In return, I learn that the Hombre Jesus woman’s mother lived on the Pacific Coast, and that she was always bringing overstuffed suitcases jammed with things she’d been buying all year, and coming home with them because her mother did the same.
My mother does that, too.
She tells me, quietly, that her mother died just before Christmas, last year.
“I’m sorry for your loss,” I tell her, and while the phrase is a bit perfunctory, the feeling behind it is not.
We chat for a few more minutes, and then the men in red coats come to open the check-in desk, and she gathers up her paraphernalia.
“Thank you for the conversation,” she tells me. “Have a wonderful trip.” And I can tell that she really means the words she’s spoken.
After she’s gone, I wonder if maybe she was some kind of modern angel, because from the second she walks away, cheap rayon skirt swirling above sensible orthopedic shoes, I notice an intriguing pattern of events to my day:
- My 2-pounds overweight suitcase (according to the scale in my bathroom), crammed full of Things You Cannot Buy in La Paz registers exactly one ounce under the weight limit.

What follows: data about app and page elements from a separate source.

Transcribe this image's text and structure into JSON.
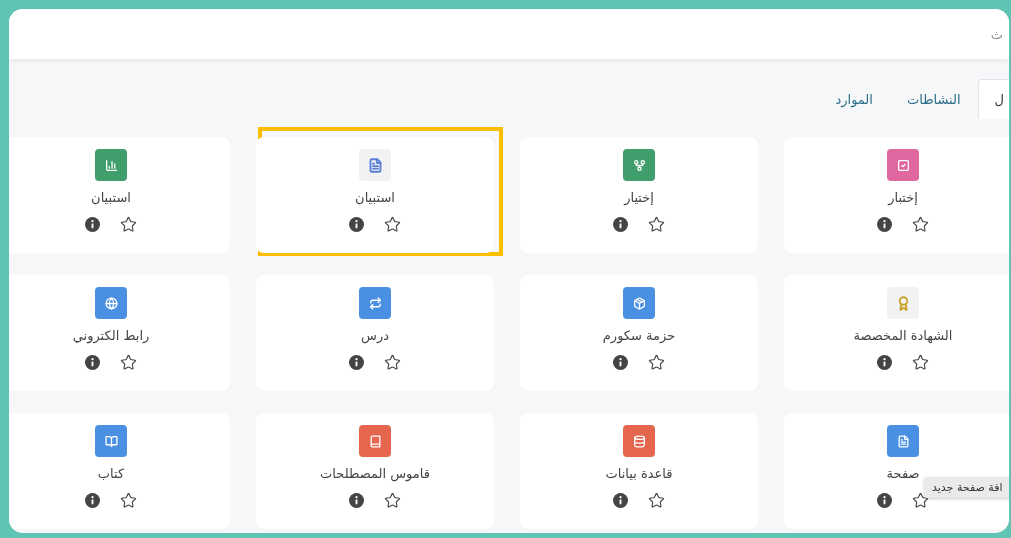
{
  "search": {
    "placeholder": "ث"
  },
  "tabs": [
    {
      "label": "ل",
      "selected": true
    },
    {
      "label": "النشاطات",
      "selected": false
    },
    {
      "label": "الموارد",
      "selected": false
    }
  ],
  "cards": [
    {
      "title": "إختبار",
      "kind": "solid",
      "color": "#e0679f",
      "highlighted": false
    },
    {
      "title": "إختيار",
      "kind": "solid",
      "color": "#3f9e6b",
      "highlighted": false
    },
    {
      "title": "استبيان",
      "kind": "light",
      "color": "#5b7fd6",
      "highlighted": true
    },
    {
      "title": "استبيان",
      "kind": "solid",
      "color": "#3f9e6b",
      "highlighted": false
    },
    {
      "title": "الشهادة المخصصة",
      "kind": "light",
      "color": "#c9a227",
      "highlighted": false
    },
    {
      "title": "حزمة سكورم",
      "kind": "solid",
      "color": "#4a90e2",
      "highlighted": false
    },
    {
      "title": "درس",
      "kind": "solid",
      "color": "#4a90e2",
      "highlighted": false
    },
    {
      "title": "رابط الكتروني",
      "kind": "solid",
      "color": "#4a90e2",
      "highlighted": false
    },
    {
      "title": "صفحة",
      "kind": "solid",
      "color": "#4a90e2",
      "highlighted": false,
      "tooltip": "افة صفحة جديد"
    },
    {
      "title": "قاعدة بيانات",
      "kind": "solid",
      "color": "#e5654e",
      "highlighted": false
    },
    {
      "title": "قاموس المصطلحات",
      "kind": "solid",
      "color": "#e5654e",
      "highlighted": false
    },
    {
      "title": "كتاب",
      "kind": "solid",
      "color": "#4a90e2",
      "highlighted": false
    }
  ]
}
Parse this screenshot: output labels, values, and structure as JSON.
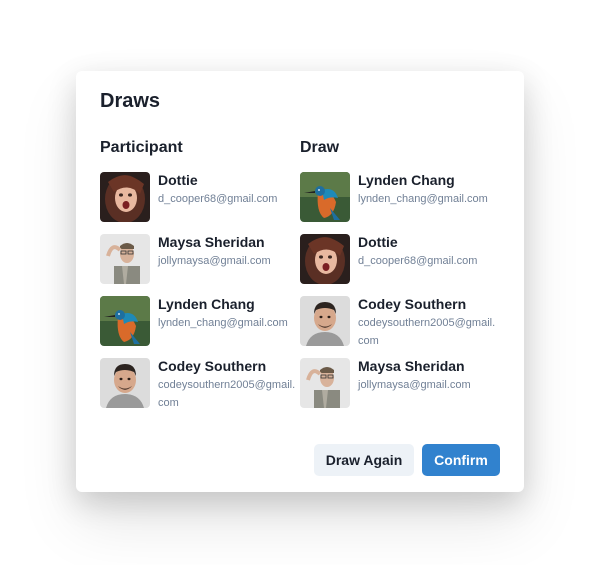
{
  "modal": {
    "title": "Draws",
    "participant_header": "Participant",
    "draw_header": "Draw",
    "participants": [
      {
        "name": "Dottie",
        "email": "d_cooper68@gmail.com",
        "avatar": "woman-avatar"
      },
      {
        "name": "Maysa Sheridan",
        "email": "jollymaysa@gmail.com",
        "avatar": "man-glasses-avatar"
      },
      {
        "name": "Lynden Chang",
        "email": "lynden_chang@gmail.com",
        "avatar": "kingfisher-avatar"
      },
      {
        "name": "Codey Southern",
        "email": "codeysouthern2005@gmail.com",
        "avatar": "man-avatar"
      }
    ],
    "draws": [
      {
        "name": "Lynden Chang",
        "email": "lynden_chang@gmail.com",
        "avatar": "kingfisher-avatar"
      },
      {
        "name": "Dottie",
        "email": "d_cooper68@gmail.com",
        "avatar": "woman-avatar"
      },
      {
        "name": "Codey Southern",
        "email": "codeysouthern2005@gmail.com",
        "avatar": "man-avatar"
      },
      {
        "name": "Maysa Sheridan",
        "email": "jollymaysa@gmail.com",
        "avatar": "man-glasses-avatar"
      }
    ],
    "draw_again_label": "Draw Again",
    "confirm_label": "Confirm"
  },
  "colors": {
    "primary": "#3182ce",
    "secondary_bg": "#edf2f7",
    "text": "#1a202c",
    "muted": "#718096"
  }
}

- I get the entire front row of the coach cabin to myself on the first leg of my trip.
- I get the green light at Customs.
- The concierge at the VIP lounge in Mexico City gives me a courtesy pass instead of charging me the $30 day rate, providing me with a comfy couch, free food, and a latte with foam art to while away my six-hour layover.
- The overly crowded cattle-call gate for my second flight, which is really a staging area where they put people on the buses out to tiny regional jets, thins just as I arrive, and I get to sit in a chair.
- A dead ringer for a young Ernest Hemingway, recognizes that I’m too short to reach the grab bars on the van from gate to plane, and gives up his seat for me.
- I get the entire second row of the coach cabin to myself on the flight from Mexico City to La Paz.
- The line of Federales waiting to greet our plane doesn’t select me for a random luggage check, and one of them even cracks a smile.
On an ordinary day, any one of these things would go without notice. Maybe even two of them would be ignored. But in the space of twelve hours, I’m given eight little miracles that make my life easier.
Would this have happened if I hadn’t engaged the Hombre Jesus woman in conversation? Possibly.
Would I have paid attention? Probably not.
Everyone has a story.
Sometimes, if you listen to the right one, the universe gives you a sequel of your own: chapters full of little signs that maybe a conversation isn’t just idle chatter, after all, but an act of kindness in a world where kindnesses come too few, and far between.